(Dataset records)
————————

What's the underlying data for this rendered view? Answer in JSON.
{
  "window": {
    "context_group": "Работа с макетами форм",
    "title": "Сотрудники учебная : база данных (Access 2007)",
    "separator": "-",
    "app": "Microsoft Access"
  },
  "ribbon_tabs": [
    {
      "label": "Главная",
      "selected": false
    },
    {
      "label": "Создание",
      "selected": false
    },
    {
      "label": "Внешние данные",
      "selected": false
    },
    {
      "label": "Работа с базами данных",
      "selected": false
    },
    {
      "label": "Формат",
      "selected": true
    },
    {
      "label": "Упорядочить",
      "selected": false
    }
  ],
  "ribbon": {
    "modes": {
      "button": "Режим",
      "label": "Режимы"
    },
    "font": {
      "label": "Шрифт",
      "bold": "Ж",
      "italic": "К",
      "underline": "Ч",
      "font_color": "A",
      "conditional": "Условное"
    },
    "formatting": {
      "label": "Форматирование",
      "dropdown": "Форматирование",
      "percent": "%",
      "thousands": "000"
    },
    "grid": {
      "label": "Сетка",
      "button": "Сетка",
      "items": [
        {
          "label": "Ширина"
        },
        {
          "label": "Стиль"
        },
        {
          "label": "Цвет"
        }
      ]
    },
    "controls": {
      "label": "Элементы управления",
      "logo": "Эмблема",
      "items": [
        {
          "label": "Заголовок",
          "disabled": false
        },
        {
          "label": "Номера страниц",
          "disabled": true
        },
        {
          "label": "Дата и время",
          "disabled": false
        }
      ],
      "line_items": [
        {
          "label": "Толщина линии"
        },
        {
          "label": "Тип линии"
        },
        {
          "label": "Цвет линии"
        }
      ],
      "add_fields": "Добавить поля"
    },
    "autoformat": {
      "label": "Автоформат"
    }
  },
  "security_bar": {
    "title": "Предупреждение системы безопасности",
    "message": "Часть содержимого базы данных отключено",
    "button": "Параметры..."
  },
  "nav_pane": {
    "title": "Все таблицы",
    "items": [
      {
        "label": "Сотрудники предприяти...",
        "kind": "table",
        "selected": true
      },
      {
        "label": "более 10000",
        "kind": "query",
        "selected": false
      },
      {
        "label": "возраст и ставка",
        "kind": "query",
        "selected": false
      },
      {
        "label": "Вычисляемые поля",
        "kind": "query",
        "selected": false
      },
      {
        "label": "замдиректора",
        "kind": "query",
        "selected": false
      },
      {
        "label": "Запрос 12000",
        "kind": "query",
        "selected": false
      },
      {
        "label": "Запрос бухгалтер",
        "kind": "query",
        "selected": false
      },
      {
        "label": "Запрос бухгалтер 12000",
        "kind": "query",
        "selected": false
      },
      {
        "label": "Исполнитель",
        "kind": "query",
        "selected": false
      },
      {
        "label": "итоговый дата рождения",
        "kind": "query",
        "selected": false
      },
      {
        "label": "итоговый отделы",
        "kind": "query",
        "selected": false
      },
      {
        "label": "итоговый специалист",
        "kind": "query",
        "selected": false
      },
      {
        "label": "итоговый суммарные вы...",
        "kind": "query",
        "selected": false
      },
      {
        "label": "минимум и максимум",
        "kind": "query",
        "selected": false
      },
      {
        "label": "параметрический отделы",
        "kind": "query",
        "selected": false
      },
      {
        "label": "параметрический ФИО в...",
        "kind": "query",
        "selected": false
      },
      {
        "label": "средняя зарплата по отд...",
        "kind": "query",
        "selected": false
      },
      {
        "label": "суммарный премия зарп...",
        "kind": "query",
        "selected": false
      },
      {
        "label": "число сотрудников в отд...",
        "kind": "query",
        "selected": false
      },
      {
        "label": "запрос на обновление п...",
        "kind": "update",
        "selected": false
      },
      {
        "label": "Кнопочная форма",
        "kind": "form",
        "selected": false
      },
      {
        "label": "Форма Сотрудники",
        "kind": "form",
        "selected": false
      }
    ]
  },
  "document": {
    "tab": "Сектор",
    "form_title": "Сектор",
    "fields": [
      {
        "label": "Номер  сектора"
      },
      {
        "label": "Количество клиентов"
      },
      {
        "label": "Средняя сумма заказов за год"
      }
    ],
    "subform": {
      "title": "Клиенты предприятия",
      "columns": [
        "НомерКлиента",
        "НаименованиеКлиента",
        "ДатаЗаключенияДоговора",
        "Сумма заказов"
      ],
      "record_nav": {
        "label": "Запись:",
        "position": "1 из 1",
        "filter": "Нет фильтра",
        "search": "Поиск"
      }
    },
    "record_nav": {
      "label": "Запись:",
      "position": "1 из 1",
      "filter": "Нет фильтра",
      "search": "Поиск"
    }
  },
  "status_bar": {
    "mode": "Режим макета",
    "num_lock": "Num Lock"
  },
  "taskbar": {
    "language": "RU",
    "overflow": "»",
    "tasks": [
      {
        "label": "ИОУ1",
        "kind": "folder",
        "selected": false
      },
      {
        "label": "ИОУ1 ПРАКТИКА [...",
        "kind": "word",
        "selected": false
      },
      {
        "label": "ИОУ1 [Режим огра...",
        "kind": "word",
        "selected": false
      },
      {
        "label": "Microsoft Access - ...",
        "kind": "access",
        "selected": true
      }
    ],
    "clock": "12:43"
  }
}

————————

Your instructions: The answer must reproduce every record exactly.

Your solution:
What's the underlying data for this rendered view? Answer in JSON.
{
  "window": {
    "context_group": "Работа с макетами форм",
    "title": "Сотрудники учебная : база данных (Access 2007)",
    "separator": "-",
    "app": "Microsoft Access"
  },
  "ribbon_tabs": [
    {
      "label": "Главная",
      "selected": false
    },
    {
      "label": "Создание",
      "selected": false
    },
    {
      "label": "Внешние данные",
      "selected": false
    },
    {
      "label": "Работа с базами данных",
      "selected": false
    },
    {
      "label": "Формат",
      "selected": true
    },
    {
      "label": "Упорядочить",
      "selected": false
    }
  ],
  "ribbon": {
    "modes": {
      "button": "Режим",
      "label": "Режимы"
    },
    "font": {
      "label": "Шрифт",
      "bold": "Ж",
      "italic": "К",
      "underline": "Ч",
      "font_color": "A",
      "conditional": "Условное"
    },
    "formatting": {
      "label": "Форматирование",
      "dropdown": "Форматирование",
      "percent": "%",
      "thousands": "000"
    },
    "grid": {
      "label": "Сетка",
      "button": "Сетка",
      "items": [
        {
          "label": "Ширина"
        },
        {
          "label": "Стиль"
        },
        {
          "label": "Цвет"
        }
      ]
    },
    "controls": {
      "label": "Элементы управления",
      "logo": "Эмблема",
      "items": [
        {
          "label": "Заголовок",
          "disabled": false
        },
        {
          "label": "Номера страниц",
          "disabled": true
        },
        {
          "label": "Дата и время",
          "disabled": false
        }
      ],
      "line_items": [
        {
          "label": "Толщина линии"
        },
        {
          "label": "Тип линии"
        },
        {
          "label": "Цвет линии"
        }
      ],
      "add_fields": "Добавить поля"
    },
    "autoformat": {
      "label": "Автоформат"
    }
  },
  "security_bar": {
    "title": "Предупреждение системы безопасности",
    "message": "Часть содержимого базы данных отключено",
    "button": "Параметры..."
  },
  "nav_pane": {
    "title": "Все таблицы",
    "items": [
      {
        "label": "Сотрудники предприяти...",
        "kind": "table",
        "selected": true
      },
      {
        "label": "более 10000",
        "kind": "query",
        "selected": false
      },
      {
        "label": "возраст и ставка",
        "kind": "query",
        "selected": false
      },
      {
        "label": "Вычисляемые поля",
        "kind": "query",
        "selected": false
      },
      {
        "label": "замдиректора",
        "kind": "query",
        "selected": false
      },
      {
        "label": "Запрос 12000",
        "kind": "query",
        "selected": false
      },
      {
        "label": "Запрос бухгалтер",
        "kind": "query",
        "selected": false
      },
      {
        "label": "Запрос бухгалтер 12000",
        "kind": "query",
        "selected": false
      },
      {
        "label": "Исполнитель",
        "kind": "query",
        "selected": false
      },
      {
        "label": "итоговый дата рождения",
        "kind": "query",
        "selected": false
      },
      {
        "label": "итоговый отделы",
        "kind": "query",
        "selected": false
      },
      {
        "label": "итоговый специалист",
        "kind": "query",
        "selected": false
      },
      {
        "label": "итоговый суммарные вы...",
        "kind": "query",
        "selected": false
      },
      {
        "label": "минимум и максимум",
        "kind": "query",
        "selected": false
      },
      {
        "label": "параметрический отделы",
        "kind": "query",
        "selected": false
      },
      {
        "label": "параметрический ФИО в...",
        "kind": "query",
        "selected": false
      },
      {
        "label": "средняя зарплата по отд...",
        "kind": "query",
        "selected": false
      },
      {
        "label": "суммарный премия зарп...",
        "kind": "query",
        "selected": false
      },
      {
        "label": "число сотрудников в отд...",
        "kind": "query",
        "selected": false
      },
      {
        "label": "запрос на обновление п...",
        "kind": "update",
        "selected": false
      },
      {
        "label": "Кнопочная форма",
        "kind": "form",
        "selected": false
      },
      {
        "label": "Форма Сотрудники",
        "kind": "form",
        "selected": false
      }
    ]
  },
  "document": {
    "tab": "Сектор",
    "form_title": "Сектор",
    "fields": [
      {
        "label": "Номер  сектора"
      },
      {
        "label": "Количество клиентов"
      },
      {
        "label": "Средняя сумма заказов за год"
      }
    ],
    "subform": {
      "title": "Клиенты предприятия",
      "columns": [
        "НомерКлиента",
        "НаименованиеКлиента",
        "ДатаЗаключенияДоговора",
        "Сумма заказов"
      ],
      "record_nav": {
        "label": "Запись:",
        "position": "1 из 1",
        "filter": "Нет фильтра",
        "search": "Поиск"
      }
    },
    "record_nav": {
      "label": "Запись:",
      "position": "1 из 1",
      "filter": "Нет фильтра",
      "search": "Поиск"
    }
  },
  "status_bar": {
    "mode": "Режим макета",
    "num_lock": "Num Lock"
  },
  "taskbar": {
    "language": "RU",
    "overflow": "»",
    "tasks": [
      {
        "label": "ИОУ1",
        "kind": "folder",
        "selected": false
      },
      {
        "label": "ИОУ1 ПРАКТИКА [...",
        "kind": "word",
        "selected": false
      },
      {
        "label": "ИОУ1 [Режим огра...",
        "kind": "word",
        "selected": false
      },
      {
        "label": "Microsoft Access - ...",
        "kind": "access",
        "selected": true
      }
    ],
    "clock": "12:43"
  }
}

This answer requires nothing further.